Of the many roses to choose from, one stands out.  Rosa “Louis Philippe” has just about everything one would want in a rose.  It is a prolific bearer of medium-size, deep red blooms that have a wonderful fragrance.  It naturally resists diseases and pest problems that bother many other more delicate cultivars, requires minimal care, no pesticides and is a hardy specimen that been around for a long time. 

In Florida, where it has adorned landscapes since the late 1800s, Rosa “Louis Philippe” has many names.  It is known as ‘Florida rose’, ‘antique china rose’, ‘Florida cracker rose’ or simply ‘cracker rose.’  
But no matter what name it goes by, this aromatic beauty is sure to supply an abundance of deep red blooms throughout most of the year.

On our property, we have several Louis Philippe plants and each one boasts a multitude of blooms.  We have Louis Philippe roses abutting our parking area, near the entry and surrounding our compost pile where the sweet scent of roses helps displace the less pleasant odor of decomposing food matter.  All of our plants came from cuttings of the original rose purchased more than 20 years ago.  Louis Philippe is easy to propagate by cuttings. 

Although we established most of our young plants in areas that receive irrigation and soil enhancements, we have one plant that receives no such attention.  When my son Tim stuck a rooted cutting across the lake under a pine tree, I was dubious.  The only water that location receives comes from rainfall, the spot gets little sun due to the pine canopy and receives no attention from us since it is so far from our house.

Despite receiving no irrigation except rainfall and being planted in pine forest, our Louis Philippe rose is flourishing
However, not only did the young rose survive.  It thrived!  The plant is spectacular.  Lush with foliage and flush with blooms, I can honestly say it is doing better there with less attention than the more carefully planted and irrigated specimens closer to our home.  Across the lake where it is left alone, the rose can do what it does best – grow dozens of ruby-red, beautiful, fragrant roses.
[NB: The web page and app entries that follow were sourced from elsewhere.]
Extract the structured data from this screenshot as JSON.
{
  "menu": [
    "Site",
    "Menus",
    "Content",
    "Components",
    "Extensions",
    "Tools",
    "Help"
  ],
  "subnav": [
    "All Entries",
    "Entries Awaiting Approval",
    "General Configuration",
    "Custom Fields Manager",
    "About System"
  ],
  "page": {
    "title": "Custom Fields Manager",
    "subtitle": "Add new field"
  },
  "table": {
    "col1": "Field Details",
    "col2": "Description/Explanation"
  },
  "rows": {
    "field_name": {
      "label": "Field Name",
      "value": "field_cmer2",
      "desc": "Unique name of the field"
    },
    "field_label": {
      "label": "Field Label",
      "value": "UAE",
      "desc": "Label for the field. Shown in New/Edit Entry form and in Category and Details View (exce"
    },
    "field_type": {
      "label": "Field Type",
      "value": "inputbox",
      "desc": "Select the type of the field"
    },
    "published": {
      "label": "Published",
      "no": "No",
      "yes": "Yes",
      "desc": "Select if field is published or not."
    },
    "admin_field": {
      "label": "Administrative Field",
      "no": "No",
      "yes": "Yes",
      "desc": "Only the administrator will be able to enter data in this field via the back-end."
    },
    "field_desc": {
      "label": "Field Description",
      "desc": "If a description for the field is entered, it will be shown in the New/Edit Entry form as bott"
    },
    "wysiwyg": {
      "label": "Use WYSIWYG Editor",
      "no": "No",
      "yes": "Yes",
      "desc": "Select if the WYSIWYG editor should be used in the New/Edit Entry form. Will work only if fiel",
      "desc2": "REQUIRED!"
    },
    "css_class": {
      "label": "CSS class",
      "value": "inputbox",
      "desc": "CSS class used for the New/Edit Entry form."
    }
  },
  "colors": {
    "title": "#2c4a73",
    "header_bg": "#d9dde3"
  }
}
Louis Philippe is a bush rose that likes to spread out and sprawl but it can also be pruned or shaped to fit a snug spot.  No matter where it is planted or what form it ultimately takes, Louis Philippe will produce a year-round supply of lovely flowers. 

If you’re searching for a Valentine’s Day gift that speaks volumes, consider adding a Rosa “Louis Philippe” to your landscape.  If a single red rose says, “I love you” and a bouquet of blooms mean, “enduring passion,” what message could an entire bush filled with red flowering fragrance possibly say?  

To me, it says you care enough to grow together.  It symbolizes the desire to create beauty out of briars and to thrive even when times are tough.  It’s a message of commitment and long-lasting love. 

Can one plant really do that much?  Try it and see.


1 comment:

  1. Thanks so much Sherry, you are so right on about the Old Garden Rose 'Louis Philippe'. Dating to 1834, he is truly a survivor and we hope for many many more years he continues to be in gardens all over the world.